■ **PROBLEM TO WORK ON**: Whatever appears in the records, write it out again exactly.

■ **DATASET EXCERPTS**:
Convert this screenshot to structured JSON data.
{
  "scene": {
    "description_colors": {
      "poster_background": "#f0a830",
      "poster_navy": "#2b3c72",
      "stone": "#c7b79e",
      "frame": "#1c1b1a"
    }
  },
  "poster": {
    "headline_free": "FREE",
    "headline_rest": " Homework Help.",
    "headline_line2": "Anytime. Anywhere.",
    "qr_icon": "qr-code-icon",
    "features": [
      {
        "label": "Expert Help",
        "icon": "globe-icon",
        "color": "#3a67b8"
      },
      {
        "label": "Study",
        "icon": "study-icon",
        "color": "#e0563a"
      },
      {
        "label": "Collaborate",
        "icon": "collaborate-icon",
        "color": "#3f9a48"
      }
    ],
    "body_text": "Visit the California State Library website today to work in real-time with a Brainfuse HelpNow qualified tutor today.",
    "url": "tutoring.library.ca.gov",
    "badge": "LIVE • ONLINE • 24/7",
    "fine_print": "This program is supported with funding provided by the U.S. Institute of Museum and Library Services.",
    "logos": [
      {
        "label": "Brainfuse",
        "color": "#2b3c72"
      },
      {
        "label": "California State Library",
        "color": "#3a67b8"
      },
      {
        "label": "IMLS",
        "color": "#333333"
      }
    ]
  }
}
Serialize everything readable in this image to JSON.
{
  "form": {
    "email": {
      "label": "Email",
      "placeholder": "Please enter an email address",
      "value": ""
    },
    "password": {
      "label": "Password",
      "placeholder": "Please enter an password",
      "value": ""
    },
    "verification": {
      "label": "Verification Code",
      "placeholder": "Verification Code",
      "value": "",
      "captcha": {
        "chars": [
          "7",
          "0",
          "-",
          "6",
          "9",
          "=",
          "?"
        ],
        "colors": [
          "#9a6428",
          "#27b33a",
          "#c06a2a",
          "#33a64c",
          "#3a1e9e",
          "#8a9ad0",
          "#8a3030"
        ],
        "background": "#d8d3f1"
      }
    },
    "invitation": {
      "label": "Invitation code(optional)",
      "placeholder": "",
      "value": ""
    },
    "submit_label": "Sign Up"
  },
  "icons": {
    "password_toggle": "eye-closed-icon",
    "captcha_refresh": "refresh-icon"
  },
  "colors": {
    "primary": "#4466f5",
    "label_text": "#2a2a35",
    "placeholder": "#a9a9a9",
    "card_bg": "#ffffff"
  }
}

■ **ANSWER BOX**:
Convert this screenshot to structured JSON data.
{
  "scene": {
    "description_colors": {
      "poster_background": "#f0a830",
      "poster_navy": "#2b3c72",
      "stone": "#c7b79e",
      "frame": "#1c1b1a"
    }
  },
  "poster": {
    "headline_free": "FREE",
    "headline_rest": " Homework Help.",
    "headline_line2": "Anytime. Anywhere.",
    "qr_icon": "qr-code-icon",
    "features": [
      {
        "label": "Expert Help",
        "icon": "globe-icon",
        "color": "#3a67b8"
      },
      {
        "label": "Study",
        "icon": "study-icon",
        "color": "#e0563a"
      },
      {
        "label": "Collaborate",
        "icon": "collaborate-icon",
        "color": "#3f9a48"
      }
    ],
    "body_text": "Visit the California State Library website today to work in real-time with a Brainfuse HelpNow qualified tutor today.",
    "url": "tutoring.library.ca.gov",
    "badge": "LIVE • ONLINE • 24/7",
    "fine_print": "This program is supported with funding provided by the U.S. Institute of Museum and Library Services.",
    "logos": [
      {
        "label": "Brainfuse",
        "color": "#2b3c72"
      },
      {
        "label": "California State Library",
        "color": "#3a67b8"
      },
      {
        "label": "IMLS",
        "color": "#333333"
      }
    ]
  }
}
Serialize everything readable in this image to JSON.
{
  "form": {
    "email": {
      "label": "Email",
      "placeholder": "Please enter an email address",
      "value": ""
    },
    "password": {
      "label": "Password",
      "placeholder": "Please enter an password",
      "value": ""
    },
    "verification": {
      "label": "Verification Code",
      "placeholder": "Verification Code",
      "value": "",
      "captcha": {
        "chars": [
          "7",
          "0",
          "-",
          "6",
          "9",
          "=",
          "?"
        ],
        "colors": [
          "#9a6428",
          "#27b33a",
          "#c06a2a",
          "#33a64c",
          "#3a1e9e",
          "#8a9ad0",
          "#8a3030"
        ],
        "background": "#d8d3f1"
      }
    },
    "invitation": {
      "label": "Invitation code(optional)",
      "placeholder": "",
      "value": ""
    },
    "submit_label": "Sign Up"
  },
  "icons": {
    "password_toggle": "eye-closed-icon",
    "captcha_refresh": "refresh-icon"
  },
  "colors": {
    "primary": "#4466f5",
    "label_text": "#2a2a35",
    "placeholder": "#a9a9a9",
    "card_bg": "#ffffff"
  }
}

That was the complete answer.